• _Exercise_
Your task is to copy every line below that contains the word "ELEMENT".

• _Data listing_
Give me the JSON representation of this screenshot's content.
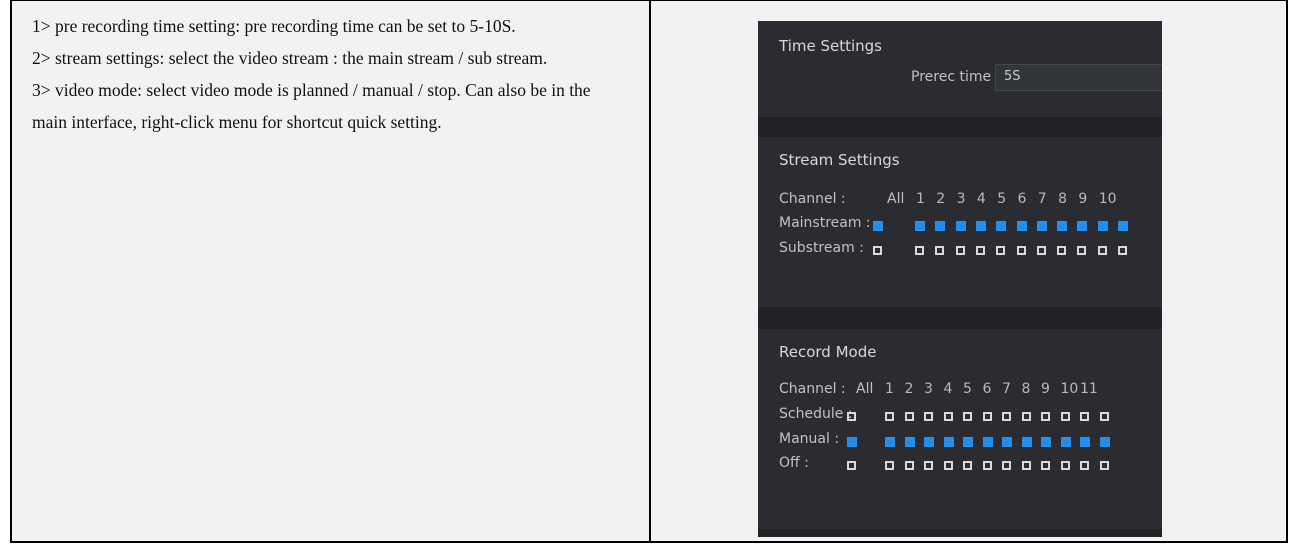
{
  "doc": {
    "paragraphs": [
      "1> pre recording time setting: pre recording time can be set to 5-10S.",
      "2> stream settings: select the video stream : the main stream / sub stream.",
      "3> video mode: select video mode is planned / manual / stop. Can also be in the main interface, right-click menu for shortcut quick setting."
    ]
  },
  "ui": {
    "time_settings": {
      "title": "Time Settings",
      "prerec_label": "Prerec time :",
      "prerec_value": "5S"
    },
    "stream_settings": {
      "title": "Stream Settings",
      "channel_label": "Channel :",
      "all_label": "All",
      "channel_numbers": [
        "1",
        "2",
        "3",
        "4",
        "5",
        "6",
        "7",
        "8",
        "9",
        "10"
      ],
      "mainstream_label": "Mainstream :",
      "substream_label": "Substream :",
      "mainstream_all": true,
      "substream_all": false,
      "mainstream_checked": [
        true,
        true,
        true,
        true,
        true,
        true,
        true,
        true,
        true,
        true,
        true
      ],
      "substream_checked": [
        false,
        false,
        false,
        false,
        false,
        false,
        false,
        false,
        false,
        false,
        false
      ]
    },
    "record_mode": {
      "title": "Record Mode",
      "channel_label": "Channel :",
      "all_label": "All",
      "channel_numbers": [
        "1",
        "2",
        "3",
        "4",
        "5",
        "6",
        "7",
        "8",
        "9",
        "10",
        "11"
      ],
      "schedule_label": "Schedule :",
      "manual_label": "Manual :",
      "off_label": "Off :",
      "schedule_all": false,
      "manual_all": true,
      "off_all": false,
      "schedule_checked": [
        false,
        false,
        false,
        false,
        false,
        false,
        false,
        false,
        false,
        false,
        false,
        false
      ],
      "manual_checked": [
        true,
        true,
        true,
        true,
        true,
        true,
        true,
        true,
        true,
        true,
        true,
        true
      ],
      "off_checked": [
        false,
        false,
        false,
        false,
        false,
        false,
        false,
        false,
        false,
        false,
        false,
        false
      ]
    },
    "colors": {
      "panel_bg": "#2b2c31",
      "divider_bg": "#222327",
      "checked_blue": "#1e8ef0",
      "unchecked_border": "#d9dade"
    }
  }
}
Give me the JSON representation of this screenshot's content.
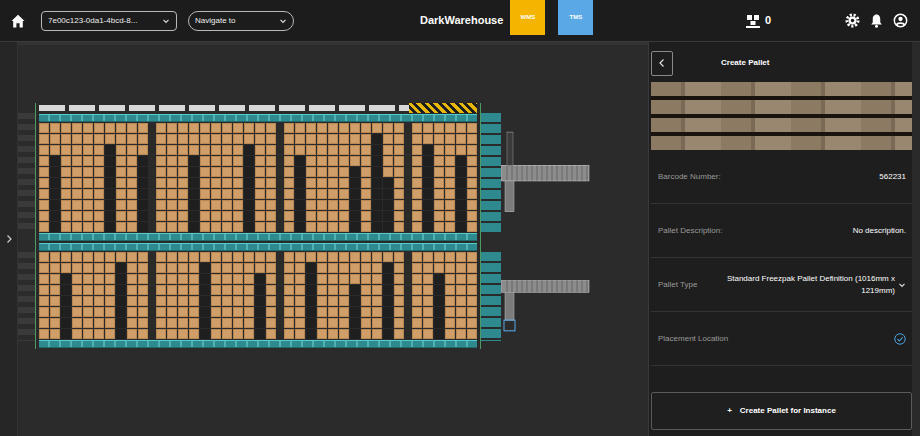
{
  "header": {
    "workspace": "7e00c123-0da1-4bcd-8...",
    "navigate": "Navigate to",
    "brand": "DarkWarehouse",
    "apps": [
      {
        "label": "WMS",
        "color": "#f5b400"
      },
      {
        "label": "TMS",
        "color": "#5aa9e6"
      }
    ],
    "pallet_count": "0"
  },
  "map": {
    "sections": [
      {
        "capacity": 10,
        "blocks": [
          [
            10,
            3,
            10,
            10,
            10,
            10,
            2,
            10,
            10,
            3
          ],
          [
            10,
            10,
            10,
            3,
            10,
            10,
            10,
            10,
            2,
            10,
            10
          ],
          [
            10,
            3,
            10,
            10,
            10,
            10,
            4,
            10,
            1,
            5,
            10
          ],
          [
            10,
            2,
            10,
            10,
            3,
            10
          ]
        ]
      },
      {
        "capacity": 8,
        "blocks": [
          [
            8,
            8,
            2,
            8,
            8,
            8,
            8,
            1,
            8,
            8
          ],
          [
            8,
            8,
            8,
            8,
            1,
            8,
            8,
            8,
            8,
            2,
            8
          ],
          [
            8,
            8,
            1,
            8,
            8,
            8,
            3,
            8,
            8,
            1,
            8
          ],
          [
            8,
            8,
            2,
            8,
            8,
            8
          ]
        ]
      }
    ]
  },
  "panel": {
    "title": "Create Pallet",
    "fields": [
      {
        "label": "Barcode Number:",
        "value": "562231",
        "kind": "text"
      },
      {
        "label": "Pallet Description:",
        "value": "No description.",
        "kind": "text"
      },
      {
        "label": "Pallet Type",
        "value": "Standard Freezpak Pallet Definition (1016mm x 1219mm)",
        "kind": "select"
      },
      {
        "label": "Placement Location",
        "kind": "check",
        "checked": true
      }
    ],
    "button": {
      "icon": "+",
      "label": "Create Pallet for Instance"
    }
  }
}
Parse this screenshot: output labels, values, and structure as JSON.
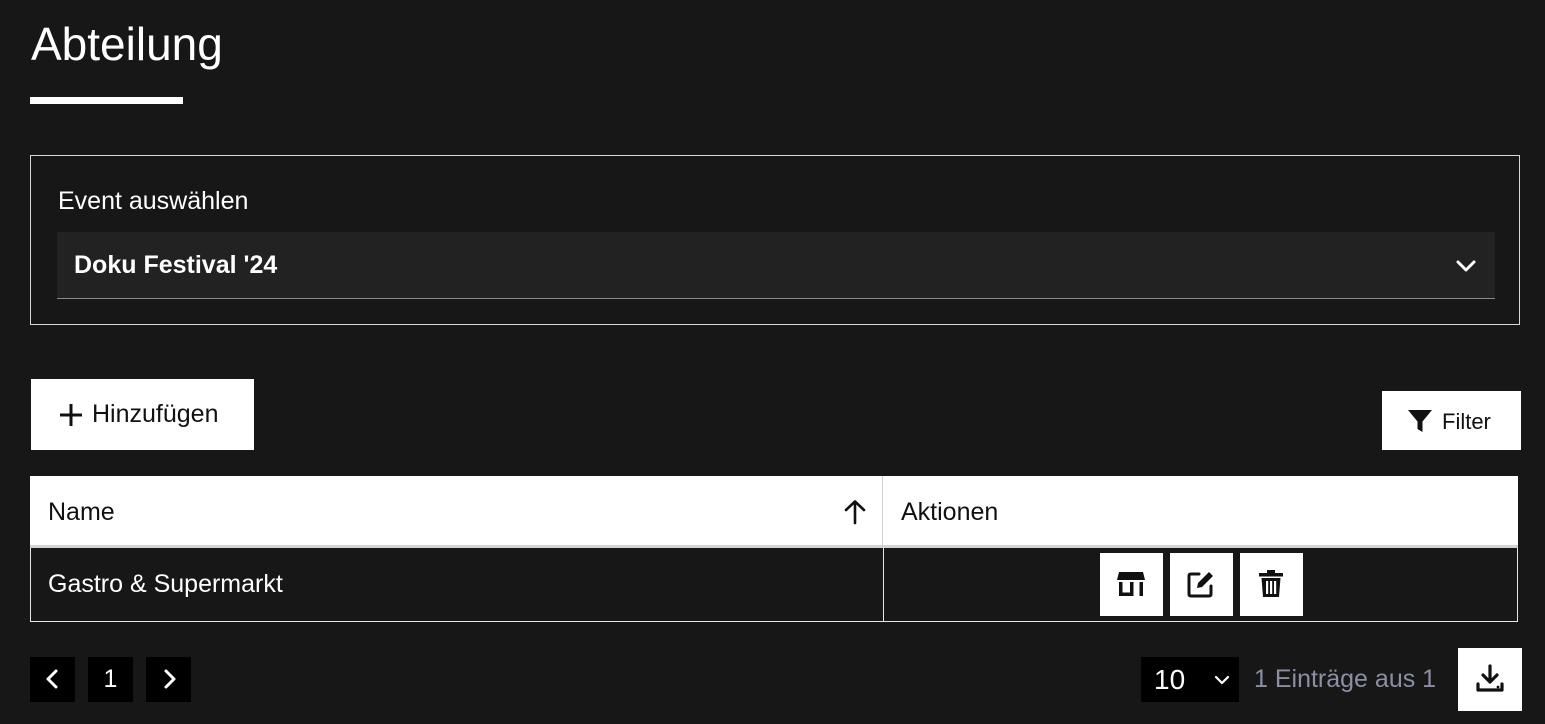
{
  "page": {
    "title": "Abteilung"
  },
  "event_selector": {
    "label": "Event auswählen",
    "selected": "Doku Festival '24"
  },
  "toolbar": {
    "add_label": "Hinzufügen",
    "filter_label": "Filter"
  },
  "table": {
    "columns": [
      "Name",
      "Aktionen"
    ],
    "sort": {
      "column": "Name",
      "direction": "ascending"
    },
    "rows": [
      {
        "name": "Gastro & Supermarkt",
        "actions": [
          "store-icon",
          "edit-icon",
          "trash-icon"
        ]
      }
    ]
  },
  "pagination": {
    "current_page": "1",
    "page_size": "10",
    "entries_info": "1 Einträge aus 1"
  },
  "colors": {
    "background": "#171717",
    "surface": "#222222",
    "button": "#ffffff",
    "muted_text": "#8b8fa3"
  }
}
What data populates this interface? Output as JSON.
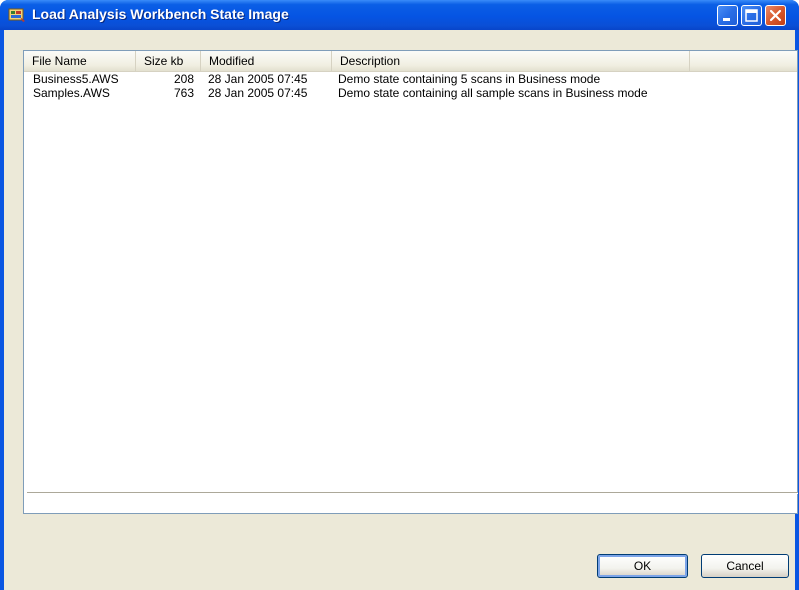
{
  "window": {
    "title": "Load Analysis Workbench State Image",
    "icon": "workbench-app-icon"
  },
  "titlebar_buttons": [
    "minimize-icon",
    "maximize-icon",
    "close-icon"
  ],
  "list": {
    "columns": [
      "File Name",
      "Size kb",
      "Modified",
      "Description"
    ],
    "rows": [
      {
        "name": "Business5.AWS",
        "size": "208",
        "modified": "28 Jan 2005 07:45",
        "description": "Demo state containing 5 scans in Business mode"
      },
      {
        "name": "Samples.AWS",
        "size": "763",
        "modified": "28 Jan 2005 07:45",
        "description": "Demo state containing all sample scans in Business mode"
      }
    ]
  },
  "buttons": {
    "ok_label": "OK",
    "cancel_label": "Cancel"
  },
  "colors": {
    "titlebar": "#0554e3",
    "close": "#d8582c",
    "dialog_face": "#ece9d8"
  }
}
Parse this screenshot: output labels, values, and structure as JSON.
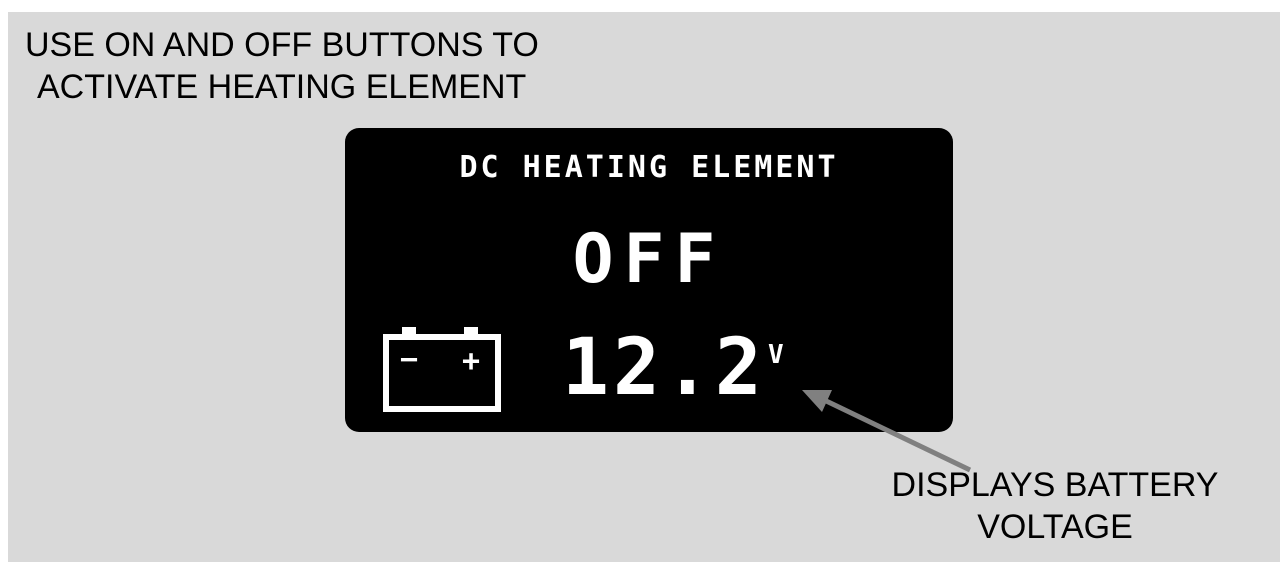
{
  "instruction": {
    "line1": "USE ON AND OFF BUTTONS TO",
    "line2": "ACTIVATE HEATING ELEMENT"
  },
  "display": {
    "title": "DC HEATING ELEMENT",
    "state": "OFF",
    "voltage": "12.2",
    "unit": "V",
    "battery_minus": "−",
    "battery_plus": "+"
  },
  "callout": {
    "line1": "DISPLAYS BATTERY",
    "line2": "VOLTAGE"
  },
  "colors": {
    "background": "#d9d9d9",
    "screen": "#000000",
    "screen_text": "#ffffff",
    "arrow": "#808080"
  },
  "icons": [
    "battery-icon",
    "callout-arrow"
  ]
}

• _Exercise answer_
    "line2": "ACTIVATE HEATING ELEMENT"
    "title": "DC HEATING ELEMENT",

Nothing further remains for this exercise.